The existence of plastic waste caught up in ocean currents causing harm to wildlife, speaks to the importance of a continued global discussion regarding the use and disposal of commercial plastics.
Aggregate plastic production and management trends in the United States read fairly easy. Recent EPA plastic recycling statistics show an increase from the baseline zero plastic recycling in 1970, to the 2010 high of 8.3% of total waste plastic recycled.
Generally plastic recycling rates tend to lag behind other material recycling rates, due in part to plastic's multiple uses, not all of which easily lend themselves to recycling.
From a consumer perspective, plastic recycling ranks as one of the more complicated recycling tasks. Consider the two pictures in the box.
Types of Plastics
The top picture of a plastic recycling bin contains the words, Plastics Recycling, and neglects to state the types of acceptable plastics.
Because recycling centers accept different types of plastics, recycling bins that accept all plastics often contain unwanted plastic materials.
Picture two contrasts nicely with picture one, showing a plastic recycling bin that provides little opportunity for plastic recycling confusion. It is clearly marked for plastic bottles with a #1 PETE stamp on them, referring to the plastic bottles commonly used for beverages.
The chart at the top of the page compares the 2010 plastic bottle waste stream, consisting of three-quarters water and pop bottles (PET or #1 SPI code) and one-quarter milk jugs (HDPE or #2 SPI code).
While simple and straightforward, the chart hides some of plastic recycling complexity. PLA bottles, for example, corn based plastic bottles marketed as commercial compost friendly, recently celebrated their market introduction.
While aggregate PLA waste statistics remain asterisks in current recycling data sets, increased production and use of PLA bottles could influence future recycling data sets as well as the plastic bottle recycling industry (problems mixing corn based and oil based plastics during recycling process).
Additional plastic recycling complexity results from the multiple plastic recycling categories and subcategories used as industry standards.

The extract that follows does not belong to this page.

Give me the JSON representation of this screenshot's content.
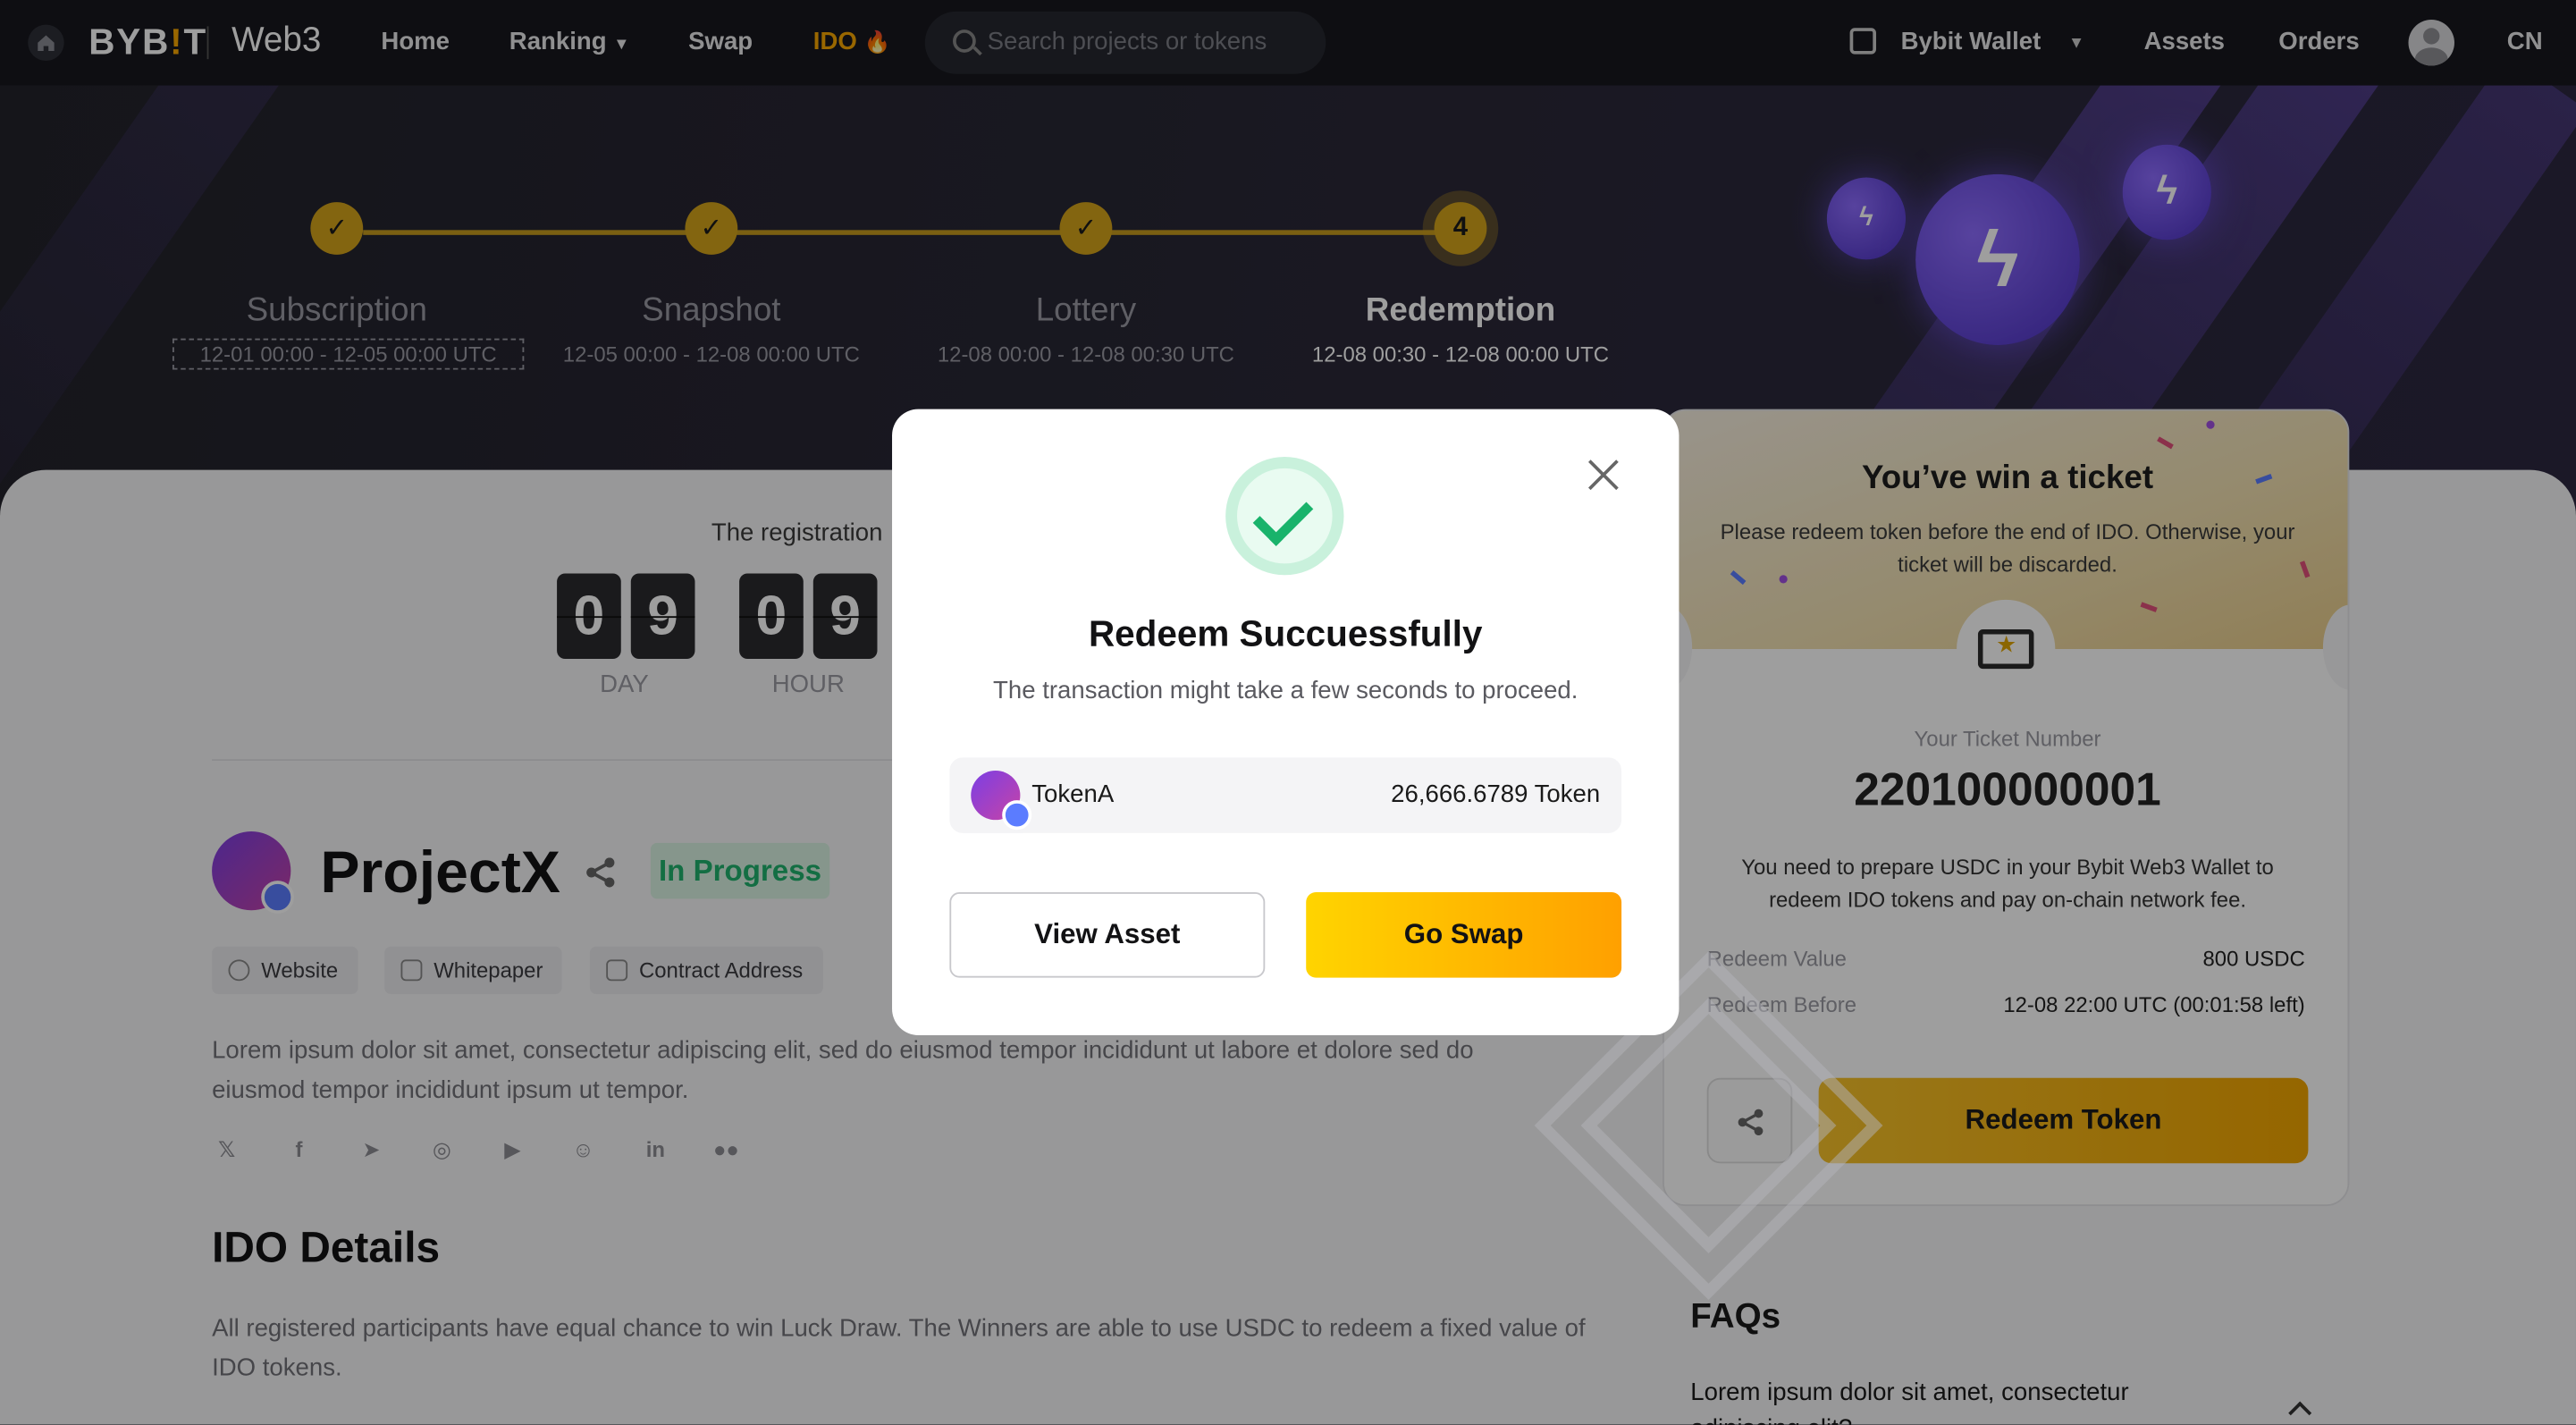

Generally, plastics recycling divides into three categories (durable goods, nondurable goods and containers/packaging). Two examples, one each from the nondurable goods and containers/packaging categories are presented to demonstrate some of plastic recycling complexity.
PET and HDPE bottles, the topic of the first chart, fit into the container/packaging category, subcategory bottles and jars.
The types of aggregate plastic bottle recycling statistics portrayed in the first chart interest industry and policy makers. Yet it appears that simpler recycling choices interest average consumers.
Trash bags, another plastic subcategory situated in the larger nondurable goods category, get divided between bags composed of HDPE materials and bags composed of LDPE/LLDPE materials.
High-density polyethylene (HDPE), the same material used for milk jugs, also serves as the primary plastic type for the popular t-shirt shopping bag.
Plastic bag recycling issues continue to resonate in local communities, partly because they constitute such a large portion of the plastic waste stream.
Community approaches for managing plastic bag use and disposal vary, but all generally agree that changing current consumer plastic bag habits saves natural resources and promotes energy conservation.
Retail solutions vary, with some stores placing readily available plastic bag recycling bins on their property. Other retailers label recycling requests on the shopping bags.
Public approaches to plastic bag ordnances also differ, with some cities proposing use and disposal bans and other cities requiring a fee for their use.
Combining the plastic bottle and plastic bag statistics and stories, one might conclude that the complexities associated with industry recycling categories and subcategories have the potential to confuse the average American plastic recycler.
The article entitled Types of Plastics provides further descriptions of industry plastic standards along with some aggregate plastic waste statistics.
© 2002-2012 Patricia A. Michaels.